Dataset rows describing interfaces
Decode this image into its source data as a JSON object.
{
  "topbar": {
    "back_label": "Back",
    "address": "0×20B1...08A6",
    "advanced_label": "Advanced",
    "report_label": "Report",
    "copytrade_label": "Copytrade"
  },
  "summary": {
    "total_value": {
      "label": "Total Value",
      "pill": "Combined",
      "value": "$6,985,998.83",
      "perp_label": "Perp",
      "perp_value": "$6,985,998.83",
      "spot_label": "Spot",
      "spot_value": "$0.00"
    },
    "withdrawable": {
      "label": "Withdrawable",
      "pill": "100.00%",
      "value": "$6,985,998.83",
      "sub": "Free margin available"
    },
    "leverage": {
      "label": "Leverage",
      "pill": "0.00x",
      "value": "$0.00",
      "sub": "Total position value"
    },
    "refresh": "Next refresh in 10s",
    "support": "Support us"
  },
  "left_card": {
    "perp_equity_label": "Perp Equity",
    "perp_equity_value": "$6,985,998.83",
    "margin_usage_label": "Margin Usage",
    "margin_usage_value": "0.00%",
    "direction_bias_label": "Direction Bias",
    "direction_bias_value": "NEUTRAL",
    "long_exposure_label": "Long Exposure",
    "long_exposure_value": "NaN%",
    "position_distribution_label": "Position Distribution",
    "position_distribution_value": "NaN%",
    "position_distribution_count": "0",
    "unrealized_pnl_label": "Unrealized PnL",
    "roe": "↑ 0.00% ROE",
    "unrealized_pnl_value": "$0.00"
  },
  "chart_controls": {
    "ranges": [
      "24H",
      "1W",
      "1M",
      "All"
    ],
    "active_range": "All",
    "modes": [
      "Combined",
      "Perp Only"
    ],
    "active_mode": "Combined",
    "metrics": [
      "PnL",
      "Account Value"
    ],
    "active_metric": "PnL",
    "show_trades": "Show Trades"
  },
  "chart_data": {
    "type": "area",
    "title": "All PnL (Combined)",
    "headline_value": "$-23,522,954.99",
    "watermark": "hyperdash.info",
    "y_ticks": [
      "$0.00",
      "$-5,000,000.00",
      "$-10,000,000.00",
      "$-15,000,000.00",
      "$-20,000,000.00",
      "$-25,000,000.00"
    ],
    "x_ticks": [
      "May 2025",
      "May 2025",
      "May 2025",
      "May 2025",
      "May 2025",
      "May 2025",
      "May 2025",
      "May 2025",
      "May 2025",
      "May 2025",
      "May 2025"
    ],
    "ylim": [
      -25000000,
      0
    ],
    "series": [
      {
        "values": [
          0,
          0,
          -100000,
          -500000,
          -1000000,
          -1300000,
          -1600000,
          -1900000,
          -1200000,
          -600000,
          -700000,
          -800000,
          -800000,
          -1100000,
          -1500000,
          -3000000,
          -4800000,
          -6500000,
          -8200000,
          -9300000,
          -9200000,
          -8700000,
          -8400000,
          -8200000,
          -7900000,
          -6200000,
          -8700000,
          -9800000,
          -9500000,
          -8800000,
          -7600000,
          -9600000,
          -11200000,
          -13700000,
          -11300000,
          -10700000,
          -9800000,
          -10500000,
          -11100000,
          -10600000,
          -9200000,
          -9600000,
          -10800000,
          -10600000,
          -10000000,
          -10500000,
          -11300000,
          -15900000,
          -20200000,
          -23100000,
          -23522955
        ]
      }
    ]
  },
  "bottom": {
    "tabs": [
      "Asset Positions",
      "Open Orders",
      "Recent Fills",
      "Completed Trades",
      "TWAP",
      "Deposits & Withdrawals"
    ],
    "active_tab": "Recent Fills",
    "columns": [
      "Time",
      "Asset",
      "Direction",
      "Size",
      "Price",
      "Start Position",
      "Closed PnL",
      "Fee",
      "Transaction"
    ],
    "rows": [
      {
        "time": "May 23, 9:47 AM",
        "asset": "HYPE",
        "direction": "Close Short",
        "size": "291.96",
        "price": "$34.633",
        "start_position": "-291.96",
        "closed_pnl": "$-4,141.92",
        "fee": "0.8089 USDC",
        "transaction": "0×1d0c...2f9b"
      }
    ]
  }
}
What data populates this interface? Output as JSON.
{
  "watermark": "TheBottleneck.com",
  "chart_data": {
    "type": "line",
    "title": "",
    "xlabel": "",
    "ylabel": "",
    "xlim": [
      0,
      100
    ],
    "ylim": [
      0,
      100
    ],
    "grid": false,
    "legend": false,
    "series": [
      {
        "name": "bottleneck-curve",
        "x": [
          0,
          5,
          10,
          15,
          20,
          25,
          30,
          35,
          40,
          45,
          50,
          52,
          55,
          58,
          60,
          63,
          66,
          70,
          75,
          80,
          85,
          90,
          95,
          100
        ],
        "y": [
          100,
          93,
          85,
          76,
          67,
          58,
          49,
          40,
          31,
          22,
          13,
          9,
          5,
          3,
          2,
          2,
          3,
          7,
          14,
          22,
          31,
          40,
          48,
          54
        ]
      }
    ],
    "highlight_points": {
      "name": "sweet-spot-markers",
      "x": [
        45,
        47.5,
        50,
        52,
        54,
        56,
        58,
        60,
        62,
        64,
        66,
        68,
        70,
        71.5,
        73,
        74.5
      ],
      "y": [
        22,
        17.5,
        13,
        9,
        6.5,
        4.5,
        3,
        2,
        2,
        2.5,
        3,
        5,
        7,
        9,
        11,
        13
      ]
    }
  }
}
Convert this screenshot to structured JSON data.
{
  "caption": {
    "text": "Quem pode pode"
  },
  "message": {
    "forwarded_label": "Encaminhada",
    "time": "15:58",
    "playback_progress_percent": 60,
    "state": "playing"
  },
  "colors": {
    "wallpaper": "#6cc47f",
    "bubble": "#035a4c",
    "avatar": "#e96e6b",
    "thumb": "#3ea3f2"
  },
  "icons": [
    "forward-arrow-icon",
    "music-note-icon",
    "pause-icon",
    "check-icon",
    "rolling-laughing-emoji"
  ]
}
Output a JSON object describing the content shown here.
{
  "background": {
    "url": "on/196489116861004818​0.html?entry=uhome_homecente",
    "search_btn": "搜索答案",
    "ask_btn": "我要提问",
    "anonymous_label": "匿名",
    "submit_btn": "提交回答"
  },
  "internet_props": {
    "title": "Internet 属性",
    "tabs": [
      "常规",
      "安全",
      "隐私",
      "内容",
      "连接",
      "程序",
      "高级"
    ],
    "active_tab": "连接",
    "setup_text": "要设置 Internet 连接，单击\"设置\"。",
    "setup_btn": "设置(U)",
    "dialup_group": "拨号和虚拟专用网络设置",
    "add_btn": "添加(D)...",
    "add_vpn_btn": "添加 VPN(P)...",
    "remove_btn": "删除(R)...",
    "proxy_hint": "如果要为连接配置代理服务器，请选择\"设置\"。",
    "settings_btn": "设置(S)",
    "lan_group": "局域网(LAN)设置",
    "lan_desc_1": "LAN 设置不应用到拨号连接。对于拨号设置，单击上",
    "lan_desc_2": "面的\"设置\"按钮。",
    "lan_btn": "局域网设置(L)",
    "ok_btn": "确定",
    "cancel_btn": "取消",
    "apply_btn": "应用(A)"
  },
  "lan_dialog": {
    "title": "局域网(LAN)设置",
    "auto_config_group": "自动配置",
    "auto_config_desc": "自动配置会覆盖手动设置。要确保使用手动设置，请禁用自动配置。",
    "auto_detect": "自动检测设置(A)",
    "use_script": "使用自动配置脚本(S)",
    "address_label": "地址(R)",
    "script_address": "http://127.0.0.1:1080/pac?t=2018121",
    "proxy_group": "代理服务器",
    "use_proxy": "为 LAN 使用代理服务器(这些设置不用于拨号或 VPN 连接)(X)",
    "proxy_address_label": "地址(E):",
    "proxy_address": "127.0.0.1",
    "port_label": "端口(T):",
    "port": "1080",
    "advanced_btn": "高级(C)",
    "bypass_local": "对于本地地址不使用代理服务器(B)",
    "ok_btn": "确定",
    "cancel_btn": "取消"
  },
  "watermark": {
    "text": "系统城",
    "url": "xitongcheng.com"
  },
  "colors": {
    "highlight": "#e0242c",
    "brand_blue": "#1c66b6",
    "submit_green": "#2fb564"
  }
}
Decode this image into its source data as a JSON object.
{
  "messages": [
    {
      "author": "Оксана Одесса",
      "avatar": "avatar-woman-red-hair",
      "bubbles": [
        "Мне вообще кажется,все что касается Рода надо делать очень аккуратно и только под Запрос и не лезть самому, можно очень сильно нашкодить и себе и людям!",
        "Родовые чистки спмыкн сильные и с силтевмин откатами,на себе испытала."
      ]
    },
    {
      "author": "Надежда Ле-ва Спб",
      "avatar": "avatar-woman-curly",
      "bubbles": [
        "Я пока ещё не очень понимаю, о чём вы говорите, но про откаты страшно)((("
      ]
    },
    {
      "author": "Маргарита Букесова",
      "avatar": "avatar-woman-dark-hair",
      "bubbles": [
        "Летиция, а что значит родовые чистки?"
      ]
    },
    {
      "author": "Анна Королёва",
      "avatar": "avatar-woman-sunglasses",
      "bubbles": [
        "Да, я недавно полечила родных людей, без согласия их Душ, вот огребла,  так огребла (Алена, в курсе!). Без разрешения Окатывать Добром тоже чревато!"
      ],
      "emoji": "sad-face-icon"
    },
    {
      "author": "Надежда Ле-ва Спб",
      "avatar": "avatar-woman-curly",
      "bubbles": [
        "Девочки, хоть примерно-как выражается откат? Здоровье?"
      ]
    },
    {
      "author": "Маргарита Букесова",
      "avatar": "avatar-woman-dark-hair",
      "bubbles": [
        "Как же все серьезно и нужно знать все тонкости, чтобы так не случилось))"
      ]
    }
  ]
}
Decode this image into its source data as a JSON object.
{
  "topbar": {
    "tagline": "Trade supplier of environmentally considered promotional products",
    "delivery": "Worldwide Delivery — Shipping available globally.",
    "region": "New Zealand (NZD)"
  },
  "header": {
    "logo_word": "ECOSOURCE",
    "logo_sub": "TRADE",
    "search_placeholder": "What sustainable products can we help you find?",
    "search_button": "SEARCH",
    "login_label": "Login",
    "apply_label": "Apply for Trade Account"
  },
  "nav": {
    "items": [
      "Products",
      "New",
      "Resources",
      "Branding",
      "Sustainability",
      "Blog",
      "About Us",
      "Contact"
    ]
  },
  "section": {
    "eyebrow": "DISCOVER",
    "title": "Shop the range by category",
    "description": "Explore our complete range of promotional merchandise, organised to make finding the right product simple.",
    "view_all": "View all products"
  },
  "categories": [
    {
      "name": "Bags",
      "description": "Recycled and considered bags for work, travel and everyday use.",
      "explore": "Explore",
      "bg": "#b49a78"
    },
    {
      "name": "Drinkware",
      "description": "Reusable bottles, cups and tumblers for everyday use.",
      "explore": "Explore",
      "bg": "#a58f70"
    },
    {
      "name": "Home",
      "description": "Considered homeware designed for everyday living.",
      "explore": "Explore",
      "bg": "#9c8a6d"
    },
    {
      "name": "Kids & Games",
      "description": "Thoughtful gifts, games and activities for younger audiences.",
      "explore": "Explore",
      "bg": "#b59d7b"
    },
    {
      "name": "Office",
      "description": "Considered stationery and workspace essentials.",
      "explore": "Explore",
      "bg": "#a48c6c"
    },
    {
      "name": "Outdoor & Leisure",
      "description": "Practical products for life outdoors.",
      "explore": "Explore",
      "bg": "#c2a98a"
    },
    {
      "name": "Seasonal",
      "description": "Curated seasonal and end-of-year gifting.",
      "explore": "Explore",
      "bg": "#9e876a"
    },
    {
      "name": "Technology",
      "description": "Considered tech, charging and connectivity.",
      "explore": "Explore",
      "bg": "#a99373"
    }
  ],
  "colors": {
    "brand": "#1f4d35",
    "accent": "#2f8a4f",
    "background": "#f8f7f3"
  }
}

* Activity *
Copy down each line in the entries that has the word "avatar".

* Response for this exercise *
    "avatar": "#e96e6b",
      "avatar": "avatar-woman-red-hair",
      "avatar": "avatar-woman-curly",
      "avatar": "avatar-woman-dark-hair",
      "avatar": "avatar-woman-sunglasses",
      "avatar": "avatar-woman-curly",
      "avatar": "avatar-woman-dark-hair",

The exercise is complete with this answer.